*Task to carry out*
List each line of the data in which the string "link" appears.

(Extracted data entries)
▬▬▬

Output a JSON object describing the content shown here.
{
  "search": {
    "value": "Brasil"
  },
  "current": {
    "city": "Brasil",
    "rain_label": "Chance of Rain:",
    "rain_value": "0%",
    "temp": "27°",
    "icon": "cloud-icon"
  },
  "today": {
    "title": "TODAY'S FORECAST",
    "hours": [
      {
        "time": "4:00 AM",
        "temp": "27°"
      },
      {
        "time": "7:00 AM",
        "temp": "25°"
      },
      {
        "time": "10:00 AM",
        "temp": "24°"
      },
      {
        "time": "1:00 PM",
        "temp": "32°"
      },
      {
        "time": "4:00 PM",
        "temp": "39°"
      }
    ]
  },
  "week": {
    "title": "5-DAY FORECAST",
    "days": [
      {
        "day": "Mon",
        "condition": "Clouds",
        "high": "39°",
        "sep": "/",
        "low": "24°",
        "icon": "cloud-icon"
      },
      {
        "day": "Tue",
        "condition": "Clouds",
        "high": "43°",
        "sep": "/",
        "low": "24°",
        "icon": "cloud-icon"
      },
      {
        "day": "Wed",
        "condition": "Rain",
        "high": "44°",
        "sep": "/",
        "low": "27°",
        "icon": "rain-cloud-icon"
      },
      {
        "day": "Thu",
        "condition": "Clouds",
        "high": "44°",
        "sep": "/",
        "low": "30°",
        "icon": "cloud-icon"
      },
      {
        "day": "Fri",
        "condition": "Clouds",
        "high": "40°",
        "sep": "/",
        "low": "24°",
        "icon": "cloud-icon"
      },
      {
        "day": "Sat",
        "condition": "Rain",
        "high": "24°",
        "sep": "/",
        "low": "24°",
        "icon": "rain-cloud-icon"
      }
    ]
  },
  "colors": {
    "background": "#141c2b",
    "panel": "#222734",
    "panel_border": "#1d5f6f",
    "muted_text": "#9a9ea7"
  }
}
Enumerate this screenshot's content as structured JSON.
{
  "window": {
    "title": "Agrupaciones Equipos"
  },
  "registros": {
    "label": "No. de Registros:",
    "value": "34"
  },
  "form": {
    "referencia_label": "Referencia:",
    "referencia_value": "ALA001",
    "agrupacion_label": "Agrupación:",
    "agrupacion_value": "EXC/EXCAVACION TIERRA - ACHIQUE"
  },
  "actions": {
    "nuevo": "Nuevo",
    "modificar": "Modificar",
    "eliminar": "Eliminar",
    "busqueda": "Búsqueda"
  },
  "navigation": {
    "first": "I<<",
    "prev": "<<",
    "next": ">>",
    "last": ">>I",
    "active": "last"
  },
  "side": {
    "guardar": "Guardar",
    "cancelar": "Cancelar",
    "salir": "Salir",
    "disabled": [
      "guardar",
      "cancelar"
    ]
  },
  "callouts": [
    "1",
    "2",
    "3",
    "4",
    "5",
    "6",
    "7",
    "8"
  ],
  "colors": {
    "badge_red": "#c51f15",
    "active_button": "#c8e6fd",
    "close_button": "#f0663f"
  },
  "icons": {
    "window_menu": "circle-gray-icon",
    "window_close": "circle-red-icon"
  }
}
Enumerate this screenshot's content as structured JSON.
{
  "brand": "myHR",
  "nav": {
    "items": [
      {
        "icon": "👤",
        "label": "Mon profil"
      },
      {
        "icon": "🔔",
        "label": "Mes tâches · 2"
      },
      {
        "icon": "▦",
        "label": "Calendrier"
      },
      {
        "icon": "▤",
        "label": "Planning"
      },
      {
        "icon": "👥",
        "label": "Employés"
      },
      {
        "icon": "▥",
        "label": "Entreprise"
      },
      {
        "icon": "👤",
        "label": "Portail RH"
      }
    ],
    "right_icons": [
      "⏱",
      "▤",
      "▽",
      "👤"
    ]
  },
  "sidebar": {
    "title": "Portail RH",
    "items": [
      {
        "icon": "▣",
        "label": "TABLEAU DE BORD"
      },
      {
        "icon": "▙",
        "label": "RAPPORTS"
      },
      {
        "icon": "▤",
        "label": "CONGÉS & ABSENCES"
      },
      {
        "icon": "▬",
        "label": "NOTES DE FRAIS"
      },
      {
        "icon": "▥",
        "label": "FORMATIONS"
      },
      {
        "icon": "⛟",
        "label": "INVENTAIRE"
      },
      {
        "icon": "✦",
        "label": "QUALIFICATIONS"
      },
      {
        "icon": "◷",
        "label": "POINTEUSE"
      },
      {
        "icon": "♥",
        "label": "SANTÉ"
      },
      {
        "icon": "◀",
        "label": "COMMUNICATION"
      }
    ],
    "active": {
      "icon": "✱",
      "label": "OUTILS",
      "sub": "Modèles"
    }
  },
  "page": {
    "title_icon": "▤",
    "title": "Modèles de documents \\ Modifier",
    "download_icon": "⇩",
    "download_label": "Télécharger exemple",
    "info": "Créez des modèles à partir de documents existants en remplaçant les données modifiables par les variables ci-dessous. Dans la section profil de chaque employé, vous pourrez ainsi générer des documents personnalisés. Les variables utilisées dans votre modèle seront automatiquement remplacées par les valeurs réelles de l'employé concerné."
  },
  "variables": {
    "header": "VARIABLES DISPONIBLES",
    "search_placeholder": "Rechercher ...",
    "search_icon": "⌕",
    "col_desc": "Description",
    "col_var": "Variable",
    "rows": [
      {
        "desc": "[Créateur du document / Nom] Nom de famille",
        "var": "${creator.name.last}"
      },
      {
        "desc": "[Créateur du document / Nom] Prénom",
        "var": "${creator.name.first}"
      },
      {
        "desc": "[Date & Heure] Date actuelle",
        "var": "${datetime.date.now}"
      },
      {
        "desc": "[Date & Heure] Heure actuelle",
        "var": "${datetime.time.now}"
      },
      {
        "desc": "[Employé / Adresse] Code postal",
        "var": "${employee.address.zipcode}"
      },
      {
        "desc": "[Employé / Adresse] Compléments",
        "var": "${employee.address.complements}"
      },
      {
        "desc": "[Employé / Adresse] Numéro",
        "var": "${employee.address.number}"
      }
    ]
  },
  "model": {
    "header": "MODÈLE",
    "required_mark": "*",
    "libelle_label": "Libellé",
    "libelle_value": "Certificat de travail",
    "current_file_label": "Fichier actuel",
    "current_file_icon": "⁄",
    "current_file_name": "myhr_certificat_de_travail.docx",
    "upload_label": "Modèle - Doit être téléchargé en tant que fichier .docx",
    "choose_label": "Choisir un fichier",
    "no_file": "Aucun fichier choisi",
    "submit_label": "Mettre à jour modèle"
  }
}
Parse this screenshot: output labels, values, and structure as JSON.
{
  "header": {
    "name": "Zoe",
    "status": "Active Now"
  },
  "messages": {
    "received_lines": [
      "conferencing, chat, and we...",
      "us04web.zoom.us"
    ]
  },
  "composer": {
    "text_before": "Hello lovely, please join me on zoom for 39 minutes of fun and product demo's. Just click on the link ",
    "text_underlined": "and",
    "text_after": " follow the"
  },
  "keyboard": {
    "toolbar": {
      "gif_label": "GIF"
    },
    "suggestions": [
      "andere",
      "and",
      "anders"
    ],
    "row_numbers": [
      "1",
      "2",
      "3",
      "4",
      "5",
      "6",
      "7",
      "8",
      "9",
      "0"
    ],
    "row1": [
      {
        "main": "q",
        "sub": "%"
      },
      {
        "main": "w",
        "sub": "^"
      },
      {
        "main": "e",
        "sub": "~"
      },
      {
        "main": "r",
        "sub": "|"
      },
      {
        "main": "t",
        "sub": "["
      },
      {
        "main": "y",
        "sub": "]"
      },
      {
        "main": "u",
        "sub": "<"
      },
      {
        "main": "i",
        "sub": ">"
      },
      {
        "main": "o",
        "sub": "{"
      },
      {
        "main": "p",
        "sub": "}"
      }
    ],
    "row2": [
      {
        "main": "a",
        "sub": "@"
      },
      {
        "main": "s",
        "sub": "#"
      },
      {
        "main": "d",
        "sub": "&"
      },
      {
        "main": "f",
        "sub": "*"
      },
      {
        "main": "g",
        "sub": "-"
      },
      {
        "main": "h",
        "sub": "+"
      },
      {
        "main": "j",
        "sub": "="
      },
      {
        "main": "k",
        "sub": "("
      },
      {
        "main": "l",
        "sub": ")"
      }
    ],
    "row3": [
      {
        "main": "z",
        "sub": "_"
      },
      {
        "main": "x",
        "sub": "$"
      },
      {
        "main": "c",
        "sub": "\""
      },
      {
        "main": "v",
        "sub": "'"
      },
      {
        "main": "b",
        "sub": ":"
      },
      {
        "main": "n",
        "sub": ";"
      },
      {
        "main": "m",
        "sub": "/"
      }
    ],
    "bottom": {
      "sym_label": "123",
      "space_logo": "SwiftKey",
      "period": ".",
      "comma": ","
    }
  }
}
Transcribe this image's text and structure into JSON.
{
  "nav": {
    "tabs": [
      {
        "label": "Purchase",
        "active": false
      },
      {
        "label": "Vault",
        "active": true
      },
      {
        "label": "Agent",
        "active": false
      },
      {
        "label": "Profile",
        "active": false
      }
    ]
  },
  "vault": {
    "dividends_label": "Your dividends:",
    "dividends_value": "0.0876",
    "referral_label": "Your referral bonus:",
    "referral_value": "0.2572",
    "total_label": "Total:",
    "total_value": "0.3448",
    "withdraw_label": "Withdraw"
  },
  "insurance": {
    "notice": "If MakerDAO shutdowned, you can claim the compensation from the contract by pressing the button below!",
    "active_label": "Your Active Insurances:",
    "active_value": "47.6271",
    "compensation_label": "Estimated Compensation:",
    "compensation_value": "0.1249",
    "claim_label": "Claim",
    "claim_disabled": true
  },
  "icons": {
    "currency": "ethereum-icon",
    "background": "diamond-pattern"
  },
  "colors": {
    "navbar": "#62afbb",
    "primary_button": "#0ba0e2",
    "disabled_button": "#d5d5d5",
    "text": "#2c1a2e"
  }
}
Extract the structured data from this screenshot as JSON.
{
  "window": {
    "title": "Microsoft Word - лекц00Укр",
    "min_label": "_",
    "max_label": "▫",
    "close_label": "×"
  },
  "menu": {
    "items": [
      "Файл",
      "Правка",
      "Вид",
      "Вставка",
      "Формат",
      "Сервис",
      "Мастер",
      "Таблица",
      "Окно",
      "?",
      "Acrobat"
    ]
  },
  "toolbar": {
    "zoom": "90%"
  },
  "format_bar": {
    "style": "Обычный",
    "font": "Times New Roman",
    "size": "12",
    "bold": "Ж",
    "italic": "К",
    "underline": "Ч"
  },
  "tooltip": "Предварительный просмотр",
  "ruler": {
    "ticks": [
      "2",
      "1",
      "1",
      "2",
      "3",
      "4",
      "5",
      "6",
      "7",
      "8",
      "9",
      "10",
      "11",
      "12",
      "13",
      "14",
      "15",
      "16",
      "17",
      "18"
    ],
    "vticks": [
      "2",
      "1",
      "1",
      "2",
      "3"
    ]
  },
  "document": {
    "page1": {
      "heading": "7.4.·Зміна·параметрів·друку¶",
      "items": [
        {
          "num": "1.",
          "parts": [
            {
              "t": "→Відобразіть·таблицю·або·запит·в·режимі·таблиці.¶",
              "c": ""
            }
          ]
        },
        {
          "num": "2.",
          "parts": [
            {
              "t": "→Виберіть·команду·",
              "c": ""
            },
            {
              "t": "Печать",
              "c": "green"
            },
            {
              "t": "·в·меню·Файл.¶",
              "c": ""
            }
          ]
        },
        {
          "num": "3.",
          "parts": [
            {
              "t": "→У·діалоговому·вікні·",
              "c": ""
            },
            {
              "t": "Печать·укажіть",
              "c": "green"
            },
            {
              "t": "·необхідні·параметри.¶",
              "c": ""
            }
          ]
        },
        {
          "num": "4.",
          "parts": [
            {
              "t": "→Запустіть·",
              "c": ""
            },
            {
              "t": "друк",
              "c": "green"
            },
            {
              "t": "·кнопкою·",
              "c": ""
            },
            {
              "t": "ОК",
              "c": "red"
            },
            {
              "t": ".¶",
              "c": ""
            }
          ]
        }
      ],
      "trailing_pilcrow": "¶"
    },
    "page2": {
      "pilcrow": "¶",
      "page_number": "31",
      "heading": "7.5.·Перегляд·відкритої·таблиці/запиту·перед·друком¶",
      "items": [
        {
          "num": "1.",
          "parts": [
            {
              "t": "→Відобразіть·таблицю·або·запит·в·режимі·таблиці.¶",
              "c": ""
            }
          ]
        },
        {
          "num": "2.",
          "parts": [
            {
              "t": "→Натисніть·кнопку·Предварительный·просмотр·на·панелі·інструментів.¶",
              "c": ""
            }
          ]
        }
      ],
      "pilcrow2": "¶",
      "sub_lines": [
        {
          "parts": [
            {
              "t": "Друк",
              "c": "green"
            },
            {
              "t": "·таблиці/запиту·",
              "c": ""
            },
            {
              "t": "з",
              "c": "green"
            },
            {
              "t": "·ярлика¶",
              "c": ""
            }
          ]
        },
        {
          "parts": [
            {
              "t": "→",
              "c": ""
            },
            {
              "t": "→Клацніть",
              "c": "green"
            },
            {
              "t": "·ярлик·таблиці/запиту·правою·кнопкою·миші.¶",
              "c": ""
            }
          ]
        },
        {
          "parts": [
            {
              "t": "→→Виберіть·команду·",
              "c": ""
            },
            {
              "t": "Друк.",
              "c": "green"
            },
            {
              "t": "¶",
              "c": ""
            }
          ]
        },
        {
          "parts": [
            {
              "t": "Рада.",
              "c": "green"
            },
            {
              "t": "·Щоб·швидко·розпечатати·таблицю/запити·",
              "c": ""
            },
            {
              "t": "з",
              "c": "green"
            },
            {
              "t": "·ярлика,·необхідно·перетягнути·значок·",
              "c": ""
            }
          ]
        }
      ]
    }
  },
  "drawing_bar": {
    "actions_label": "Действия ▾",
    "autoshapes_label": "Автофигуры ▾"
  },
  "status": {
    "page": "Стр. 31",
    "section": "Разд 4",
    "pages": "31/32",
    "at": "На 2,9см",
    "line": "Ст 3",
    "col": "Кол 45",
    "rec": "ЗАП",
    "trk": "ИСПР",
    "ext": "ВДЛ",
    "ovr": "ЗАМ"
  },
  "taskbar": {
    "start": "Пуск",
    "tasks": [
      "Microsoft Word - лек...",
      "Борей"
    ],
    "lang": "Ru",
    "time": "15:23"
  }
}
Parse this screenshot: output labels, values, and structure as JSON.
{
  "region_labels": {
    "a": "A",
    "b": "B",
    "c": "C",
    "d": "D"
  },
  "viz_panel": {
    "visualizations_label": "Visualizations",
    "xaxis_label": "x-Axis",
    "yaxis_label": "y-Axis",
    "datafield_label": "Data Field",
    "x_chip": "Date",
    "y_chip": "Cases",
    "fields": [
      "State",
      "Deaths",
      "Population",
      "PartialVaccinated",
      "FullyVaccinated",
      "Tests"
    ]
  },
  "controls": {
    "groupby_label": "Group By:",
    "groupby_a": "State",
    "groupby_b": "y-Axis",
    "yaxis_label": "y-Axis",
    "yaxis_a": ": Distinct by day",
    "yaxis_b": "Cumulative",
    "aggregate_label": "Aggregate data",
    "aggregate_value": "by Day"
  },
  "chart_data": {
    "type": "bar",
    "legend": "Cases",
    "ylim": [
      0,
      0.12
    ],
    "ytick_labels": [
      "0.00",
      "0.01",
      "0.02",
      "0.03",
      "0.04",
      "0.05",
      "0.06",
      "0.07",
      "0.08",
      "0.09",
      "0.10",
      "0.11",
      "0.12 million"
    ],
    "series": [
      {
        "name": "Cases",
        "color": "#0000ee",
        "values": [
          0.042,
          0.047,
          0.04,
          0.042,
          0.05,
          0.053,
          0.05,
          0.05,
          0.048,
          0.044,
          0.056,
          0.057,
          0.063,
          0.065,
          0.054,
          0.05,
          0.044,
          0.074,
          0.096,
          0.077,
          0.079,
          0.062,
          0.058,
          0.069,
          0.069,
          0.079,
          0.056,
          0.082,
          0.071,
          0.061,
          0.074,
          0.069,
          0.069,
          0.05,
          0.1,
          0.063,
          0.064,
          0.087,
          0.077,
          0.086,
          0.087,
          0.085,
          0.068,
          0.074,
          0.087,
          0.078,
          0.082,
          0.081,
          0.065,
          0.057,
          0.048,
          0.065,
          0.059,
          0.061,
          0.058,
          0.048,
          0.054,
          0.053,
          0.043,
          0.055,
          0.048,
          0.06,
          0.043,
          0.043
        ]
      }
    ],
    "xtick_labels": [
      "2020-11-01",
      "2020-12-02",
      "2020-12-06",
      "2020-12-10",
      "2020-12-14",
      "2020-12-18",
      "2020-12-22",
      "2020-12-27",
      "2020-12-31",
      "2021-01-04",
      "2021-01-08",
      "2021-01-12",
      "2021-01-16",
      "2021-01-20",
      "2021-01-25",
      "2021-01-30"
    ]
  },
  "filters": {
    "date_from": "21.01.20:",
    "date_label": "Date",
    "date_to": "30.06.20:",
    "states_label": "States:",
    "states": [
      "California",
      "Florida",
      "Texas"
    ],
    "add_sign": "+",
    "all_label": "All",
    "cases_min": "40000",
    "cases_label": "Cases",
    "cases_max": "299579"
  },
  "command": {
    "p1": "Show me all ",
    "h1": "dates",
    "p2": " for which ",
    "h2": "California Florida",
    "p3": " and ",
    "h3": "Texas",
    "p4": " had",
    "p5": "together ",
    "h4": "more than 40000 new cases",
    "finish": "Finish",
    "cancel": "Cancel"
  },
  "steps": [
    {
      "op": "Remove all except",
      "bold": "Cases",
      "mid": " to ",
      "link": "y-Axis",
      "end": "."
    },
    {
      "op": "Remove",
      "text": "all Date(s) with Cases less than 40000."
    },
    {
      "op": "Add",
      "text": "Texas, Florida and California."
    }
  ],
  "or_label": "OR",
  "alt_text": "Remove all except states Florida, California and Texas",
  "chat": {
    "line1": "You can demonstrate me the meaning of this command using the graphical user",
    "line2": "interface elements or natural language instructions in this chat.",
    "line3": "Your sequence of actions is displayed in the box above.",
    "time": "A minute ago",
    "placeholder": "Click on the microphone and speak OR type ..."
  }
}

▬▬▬

*Answer for the task*
    "text_before": "Hello lovely, please join me on zoom for 39 minutes of fun and product demo's. Just click on the link ",
      "link": "y-Axis",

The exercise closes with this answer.